#### Dataset:
┌──

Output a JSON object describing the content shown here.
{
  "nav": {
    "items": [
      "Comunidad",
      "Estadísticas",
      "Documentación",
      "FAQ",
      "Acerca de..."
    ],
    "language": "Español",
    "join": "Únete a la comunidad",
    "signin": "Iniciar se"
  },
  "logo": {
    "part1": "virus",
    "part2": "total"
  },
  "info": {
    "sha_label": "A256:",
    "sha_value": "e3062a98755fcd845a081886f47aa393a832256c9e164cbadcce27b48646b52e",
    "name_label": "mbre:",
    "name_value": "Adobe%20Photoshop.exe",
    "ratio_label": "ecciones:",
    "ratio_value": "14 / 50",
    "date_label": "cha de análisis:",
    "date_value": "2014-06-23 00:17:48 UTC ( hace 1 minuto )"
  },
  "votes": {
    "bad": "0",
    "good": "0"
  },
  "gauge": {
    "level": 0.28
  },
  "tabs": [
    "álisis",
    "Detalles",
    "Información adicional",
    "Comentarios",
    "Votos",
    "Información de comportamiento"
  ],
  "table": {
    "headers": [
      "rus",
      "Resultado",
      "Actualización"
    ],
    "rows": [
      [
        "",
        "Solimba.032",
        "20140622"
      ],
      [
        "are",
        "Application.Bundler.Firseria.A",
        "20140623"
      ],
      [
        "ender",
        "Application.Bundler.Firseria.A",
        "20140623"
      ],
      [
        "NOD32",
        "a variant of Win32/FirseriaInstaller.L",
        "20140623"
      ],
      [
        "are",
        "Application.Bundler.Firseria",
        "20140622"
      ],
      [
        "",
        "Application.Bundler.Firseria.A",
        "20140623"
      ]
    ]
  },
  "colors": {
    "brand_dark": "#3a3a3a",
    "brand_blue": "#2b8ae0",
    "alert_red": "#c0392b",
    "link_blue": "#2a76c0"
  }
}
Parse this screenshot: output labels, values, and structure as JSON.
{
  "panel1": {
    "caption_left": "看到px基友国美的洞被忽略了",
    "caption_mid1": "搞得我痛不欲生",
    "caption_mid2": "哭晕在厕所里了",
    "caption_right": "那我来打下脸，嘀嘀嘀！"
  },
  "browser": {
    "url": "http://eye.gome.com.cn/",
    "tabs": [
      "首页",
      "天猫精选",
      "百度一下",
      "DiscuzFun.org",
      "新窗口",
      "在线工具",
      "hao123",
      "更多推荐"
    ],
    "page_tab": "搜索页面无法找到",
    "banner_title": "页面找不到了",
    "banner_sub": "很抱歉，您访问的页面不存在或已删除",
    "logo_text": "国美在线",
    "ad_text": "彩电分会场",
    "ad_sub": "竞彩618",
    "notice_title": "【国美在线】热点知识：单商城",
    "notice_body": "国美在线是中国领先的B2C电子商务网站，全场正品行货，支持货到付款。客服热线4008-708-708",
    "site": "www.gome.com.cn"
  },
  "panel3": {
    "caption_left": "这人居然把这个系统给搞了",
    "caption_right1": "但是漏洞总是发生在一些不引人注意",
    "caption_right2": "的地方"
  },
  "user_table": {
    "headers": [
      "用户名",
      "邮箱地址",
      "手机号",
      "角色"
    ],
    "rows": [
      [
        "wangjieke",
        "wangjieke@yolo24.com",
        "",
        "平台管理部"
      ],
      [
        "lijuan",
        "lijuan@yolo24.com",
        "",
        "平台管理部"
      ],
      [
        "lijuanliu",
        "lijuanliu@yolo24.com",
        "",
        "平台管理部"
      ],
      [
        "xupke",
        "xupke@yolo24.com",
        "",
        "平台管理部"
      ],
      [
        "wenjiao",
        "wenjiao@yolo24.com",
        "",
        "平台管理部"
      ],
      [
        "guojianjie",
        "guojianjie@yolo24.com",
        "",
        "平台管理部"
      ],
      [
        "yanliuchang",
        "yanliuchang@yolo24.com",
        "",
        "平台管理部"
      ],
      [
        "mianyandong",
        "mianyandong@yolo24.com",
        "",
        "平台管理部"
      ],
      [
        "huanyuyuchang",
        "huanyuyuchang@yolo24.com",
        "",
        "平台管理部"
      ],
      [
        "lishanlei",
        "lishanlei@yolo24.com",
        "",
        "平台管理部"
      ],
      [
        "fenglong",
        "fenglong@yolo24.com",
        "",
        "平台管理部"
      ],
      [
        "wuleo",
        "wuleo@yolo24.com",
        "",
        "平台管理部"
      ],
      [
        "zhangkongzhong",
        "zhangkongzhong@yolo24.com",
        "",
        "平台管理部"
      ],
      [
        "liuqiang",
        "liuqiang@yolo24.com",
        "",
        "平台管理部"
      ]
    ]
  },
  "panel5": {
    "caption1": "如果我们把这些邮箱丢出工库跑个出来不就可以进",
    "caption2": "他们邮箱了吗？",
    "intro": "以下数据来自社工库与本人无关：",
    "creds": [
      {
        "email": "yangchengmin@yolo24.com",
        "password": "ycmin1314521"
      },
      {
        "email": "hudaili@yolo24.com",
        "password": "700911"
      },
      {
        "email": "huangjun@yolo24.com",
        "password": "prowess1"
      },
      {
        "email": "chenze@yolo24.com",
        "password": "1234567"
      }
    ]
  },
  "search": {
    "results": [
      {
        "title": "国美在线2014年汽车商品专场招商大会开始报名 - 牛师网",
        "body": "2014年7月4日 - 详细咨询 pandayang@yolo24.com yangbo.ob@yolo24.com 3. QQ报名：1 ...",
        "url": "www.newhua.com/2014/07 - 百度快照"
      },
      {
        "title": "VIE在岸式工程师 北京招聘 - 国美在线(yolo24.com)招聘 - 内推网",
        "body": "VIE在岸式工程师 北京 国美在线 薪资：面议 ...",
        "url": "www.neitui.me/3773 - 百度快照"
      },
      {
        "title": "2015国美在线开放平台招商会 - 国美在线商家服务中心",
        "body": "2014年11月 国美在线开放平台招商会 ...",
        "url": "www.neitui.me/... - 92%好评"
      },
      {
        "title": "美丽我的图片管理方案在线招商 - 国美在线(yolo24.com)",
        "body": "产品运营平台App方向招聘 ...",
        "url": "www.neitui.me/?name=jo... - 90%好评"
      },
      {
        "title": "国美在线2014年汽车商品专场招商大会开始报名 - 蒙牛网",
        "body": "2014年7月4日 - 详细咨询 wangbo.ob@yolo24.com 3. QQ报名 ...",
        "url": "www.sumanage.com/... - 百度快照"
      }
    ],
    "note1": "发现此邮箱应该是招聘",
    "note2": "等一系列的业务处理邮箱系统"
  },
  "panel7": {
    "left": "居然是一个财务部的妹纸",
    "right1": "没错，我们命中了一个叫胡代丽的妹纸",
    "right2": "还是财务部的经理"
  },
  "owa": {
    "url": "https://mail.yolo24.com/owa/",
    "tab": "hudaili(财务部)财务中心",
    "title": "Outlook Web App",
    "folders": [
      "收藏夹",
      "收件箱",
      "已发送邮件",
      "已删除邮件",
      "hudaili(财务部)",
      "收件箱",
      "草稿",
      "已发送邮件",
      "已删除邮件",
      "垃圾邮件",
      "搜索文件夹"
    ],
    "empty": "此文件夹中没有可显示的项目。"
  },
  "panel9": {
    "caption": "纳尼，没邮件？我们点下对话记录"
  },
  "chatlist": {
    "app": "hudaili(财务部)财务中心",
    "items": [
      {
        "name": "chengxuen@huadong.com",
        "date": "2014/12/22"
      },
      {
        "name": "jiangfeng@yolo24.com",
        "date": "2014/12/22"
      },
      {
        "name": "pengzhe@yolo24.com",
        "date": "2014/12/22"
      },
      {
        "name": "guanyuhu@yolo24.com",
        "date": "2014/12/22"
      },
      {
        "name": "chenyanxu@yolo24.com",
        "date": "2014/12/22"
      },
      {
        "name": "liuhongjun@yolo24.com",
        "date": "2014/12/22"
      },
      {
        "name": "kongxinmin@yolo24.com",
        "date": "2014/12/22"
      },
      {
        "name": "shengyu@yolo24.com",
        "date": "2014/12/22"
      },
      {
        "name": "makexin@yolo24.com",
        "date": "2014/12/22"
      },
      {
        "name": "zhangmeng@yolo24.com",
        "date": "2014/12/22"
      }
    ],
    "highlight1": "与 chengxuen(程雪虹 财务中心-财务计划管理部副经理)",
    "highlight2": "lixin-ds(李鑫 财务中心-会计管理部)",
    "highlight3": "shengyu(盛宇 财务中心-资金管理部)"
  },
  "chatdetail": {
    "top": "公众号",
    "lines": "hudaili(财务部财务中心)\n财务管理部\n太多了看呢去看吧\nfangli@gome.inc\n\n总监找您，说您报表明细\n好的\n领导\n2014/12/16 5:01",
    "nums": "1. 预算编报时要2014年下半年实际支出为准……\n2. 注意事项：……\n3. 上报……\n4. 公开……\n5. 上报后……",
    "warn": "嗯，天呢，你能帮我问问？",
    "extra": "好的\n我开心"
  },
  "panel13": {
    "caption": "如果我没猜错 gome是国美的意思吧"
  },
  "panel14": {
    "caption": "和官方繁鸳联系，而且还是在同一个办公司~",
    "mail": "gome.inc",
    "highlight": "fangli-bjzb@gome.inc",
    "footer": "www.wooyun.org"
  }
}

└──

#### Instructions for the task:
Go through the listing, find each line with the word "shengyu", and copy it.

#### Answer section:
        "name": "shengyu@yolo24.com",
    "highlight3": "shengyu(盛宇 财务中心-资金管理部)"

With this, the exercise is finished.